*** Opening of GIVEN ENTRIES ***

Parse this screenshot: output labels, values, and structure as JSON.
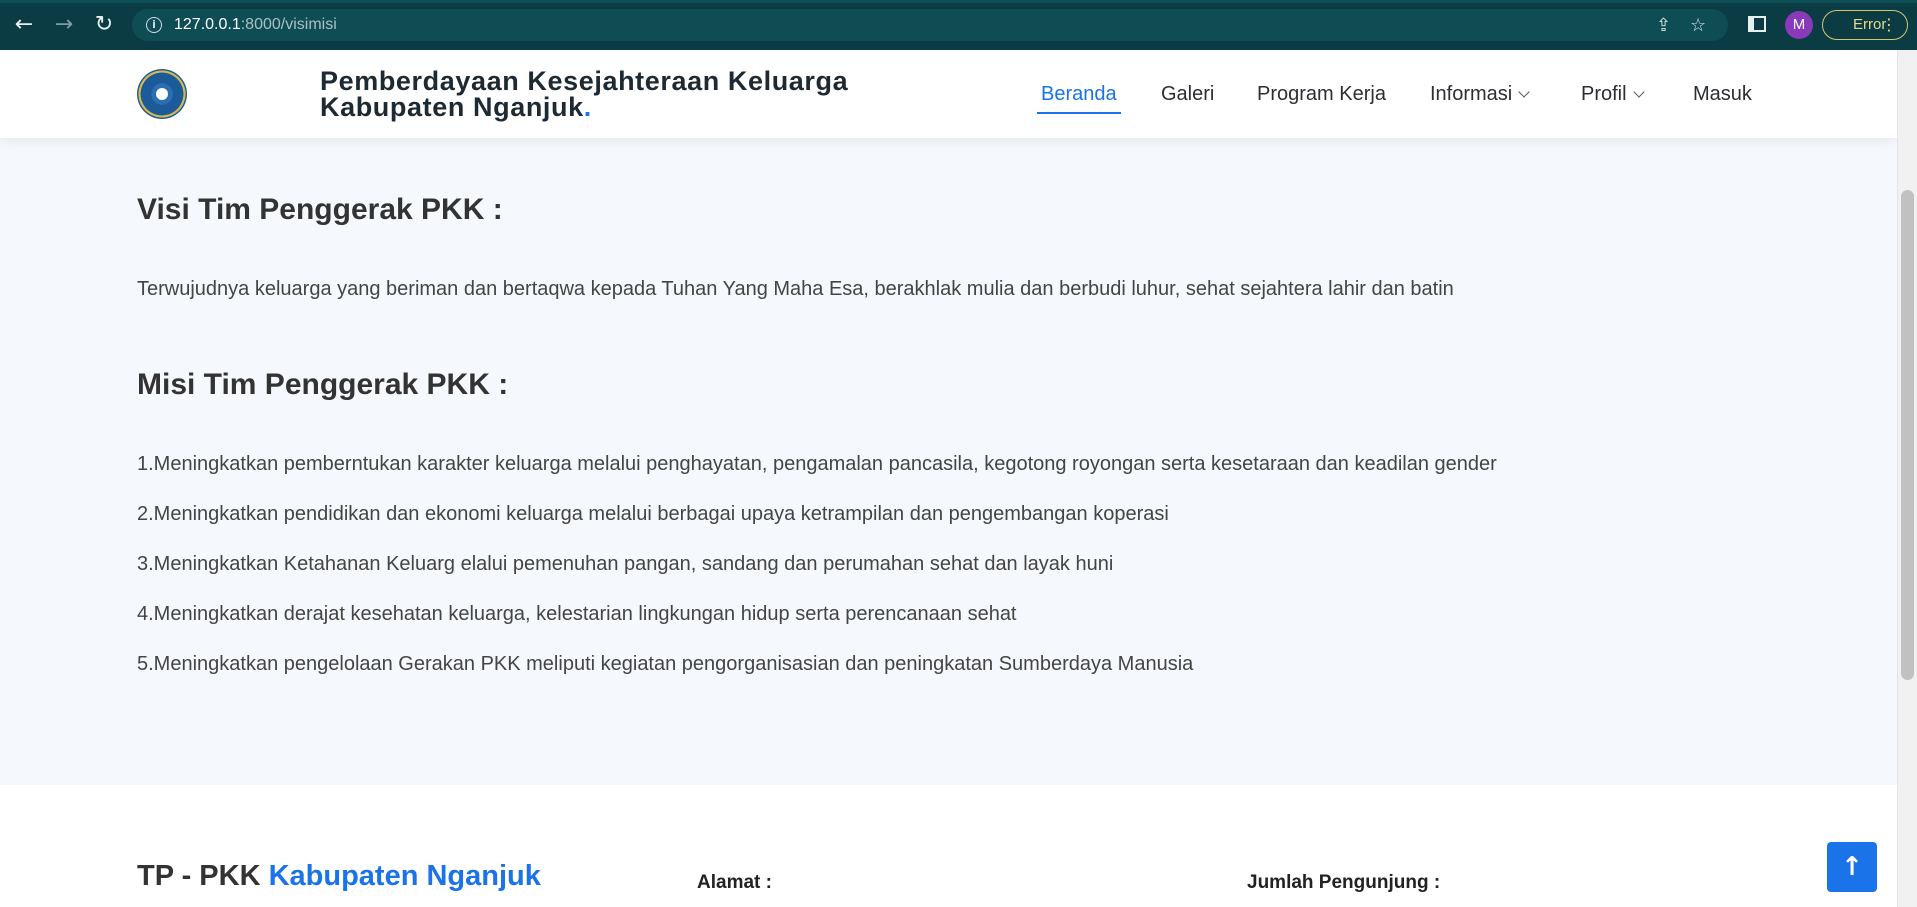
{
  "browser": {
    "url_host": "127.0.0.1",
    "url_path": ":8000/visimisi",
    "profile_initial": "M",
    "error_label": "Error",
    "icons": [
      "back-arrow-icon",
      "forward-arrow-icon",
      "reload-icon",
      "info-icon",
      "share-icon",
      "star-icon",
      "side-panel-icon",
      "more-vert-icon"
    ]
  },
  "header": {
    "title_line1": "Pemberdayaan Kesejahteraan Keluarga",
    "title_line2": "Kabupaten Nganjuk",
    "title_dot": ".",
    "menu": {
      "beranda": "Beranda",
      "galeri": "Galeri",
      "program_kerja": "Program Kerja",
      "informasi": "Informasi",
      "profil": "Profil",
      "masuk": "Masuk"
    },
    "active_menu": "Beranda",
    "accent_color": "#1a73e8"
  },
  "visi": {
    "heading": "Visi Tim Penggerak PKK :",
    "text": "Terwujudnya keluarga yang beriman dan bertaqwa kepada Tuhan Yang Maha Esa, berakhlak mulia dan berbudi luhur, sehat sejahtera lahir dan batin"
  },
  "misi": {
    "heading": "Misi Tim Penggerak PKK :",
    "items": [
      "1.Meningkatkan pemberntukan karakter keluarga melalui penghayatan, pengamalan pancasila, kegotong royongan serta kesetaraan dan keadilan gender",
      "2.Meningkatkan pendidikan dan ekonomi keluarga melalui berbagai upaya ketrampilan dan pengembangan koperasi",
      "3.Meningkatkan Ketahanan Keluarg elalui pemenuhan pangan, sandang dan perumahan sehat dan layak huni",
      "4.Meningkatkan derajat kesehatan keluarga, kelestarian lingkungan hidup serta perencanaan sehat",
      "5.Meningkatkan pengelolaan Gerakan PKK meliputi kegiatan pengorganisasian dan peningkatan Sumberdaya Manusia"
    ]
  },
  "footer": {
    "brand_prefix": "TP - PKK ",
    "brand_accent": "Kabupaten Nganjuk",
    "alamat_label": "Alamat :",
    "pengunjung_label": "Jumlah Pengunjung :"
  }
}
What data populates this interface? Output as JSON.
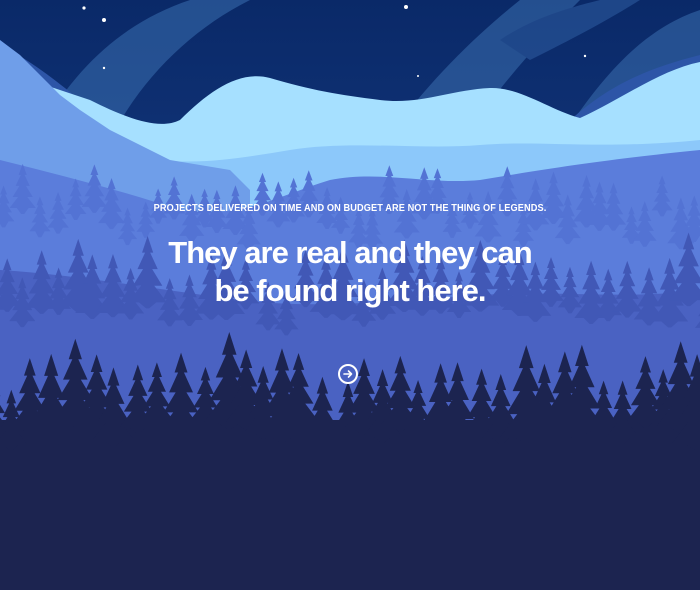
{
  "hero": {
    "eyebrow": "PROJECTS DELIVERED ON TIME AND ON BUDGET ARE NOT THE THING OF LEGENDS.",
    "headline": "They are real and they can be found right here.",
    "cta_icon": "arrow-right-circle-icon"
  },
  "colors": {
    "sky_top": "#0d2f72",
    "sky_bottom": "#1f4f9c",
    "aurora": "#3f78b6",
    "far_mountain": "#9fdcff",
    "mid_layer": "#7cb4f2",
    "forest_mid": "#5b7fda",
    "forest_near": "#4256b4",
    "forest_front": "#1c2450",
    "text": "#ffffff"
  }
}
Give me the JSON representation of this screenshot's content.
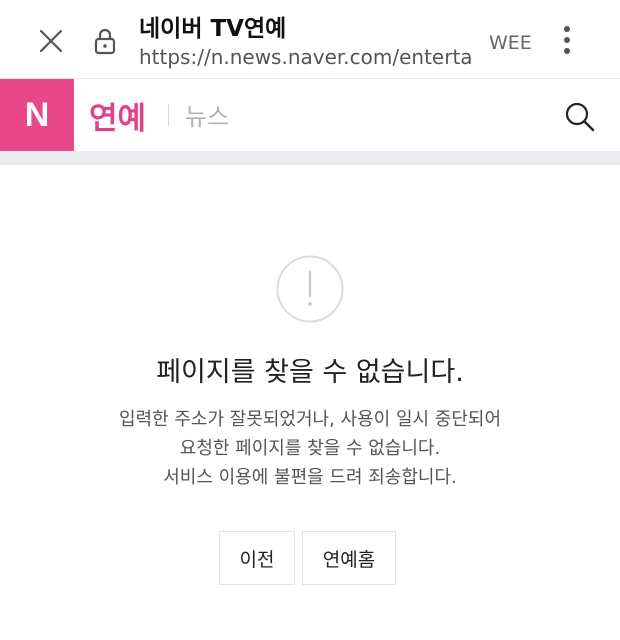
{
  "browser": {
    "title": "네이버 TV연예",
    "url": "https://n.news.naver.com/entertain",
    "extra_text": "WEE",
    "icons": {
      "close": "close-icon",
      "lock": "lock-icon",
      "menu": "more-vertical-icon"
    }
  },
  "header": {
    "logo": "N",
    "section": "연예",
    "sub_section": "뉴스",
    "brand_color": "#e8488a",
    "search_icon": "search-icon"
  },
  "error": {
    "icon": "exclamation-circle-icon",
    "title": "페이지를 찾을 수 없습니다.",
    "message_lines": [
      "입력한 주소가 잘못되었거나, 사용이 일시 중단되어",
      "요청한 페이지를 찾을 수 없습니다.",
      "서비스 이용에 불편을 드려 죄송합니다."
    ]
  },
  "buttons": {
    "prev": "이전",
    "home": "연예홈"
  }
}
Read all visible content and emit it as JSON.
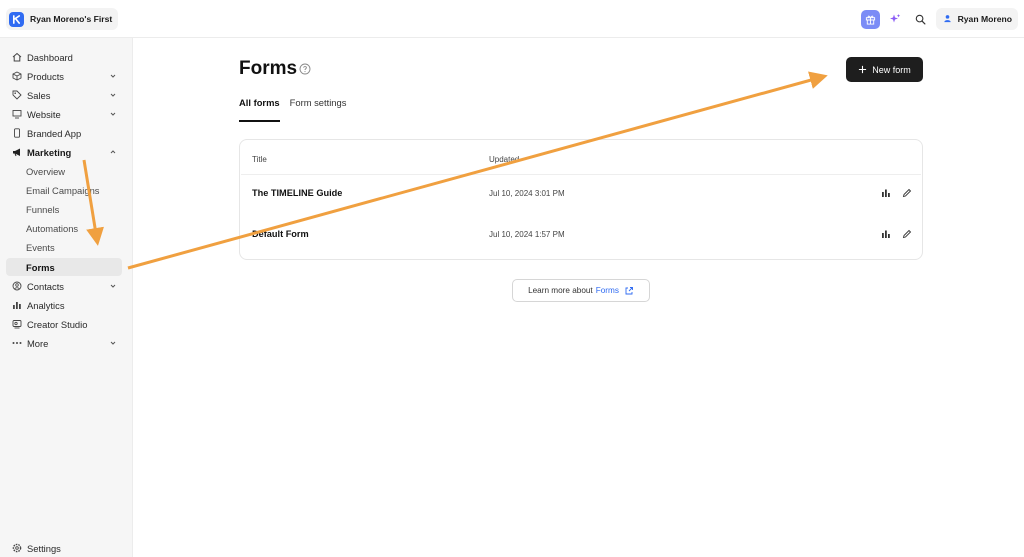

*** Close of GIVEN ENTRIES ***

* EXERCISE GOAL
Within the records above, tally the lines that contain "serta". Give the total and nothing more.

* SOLUTION TO THIS PROBLEM
2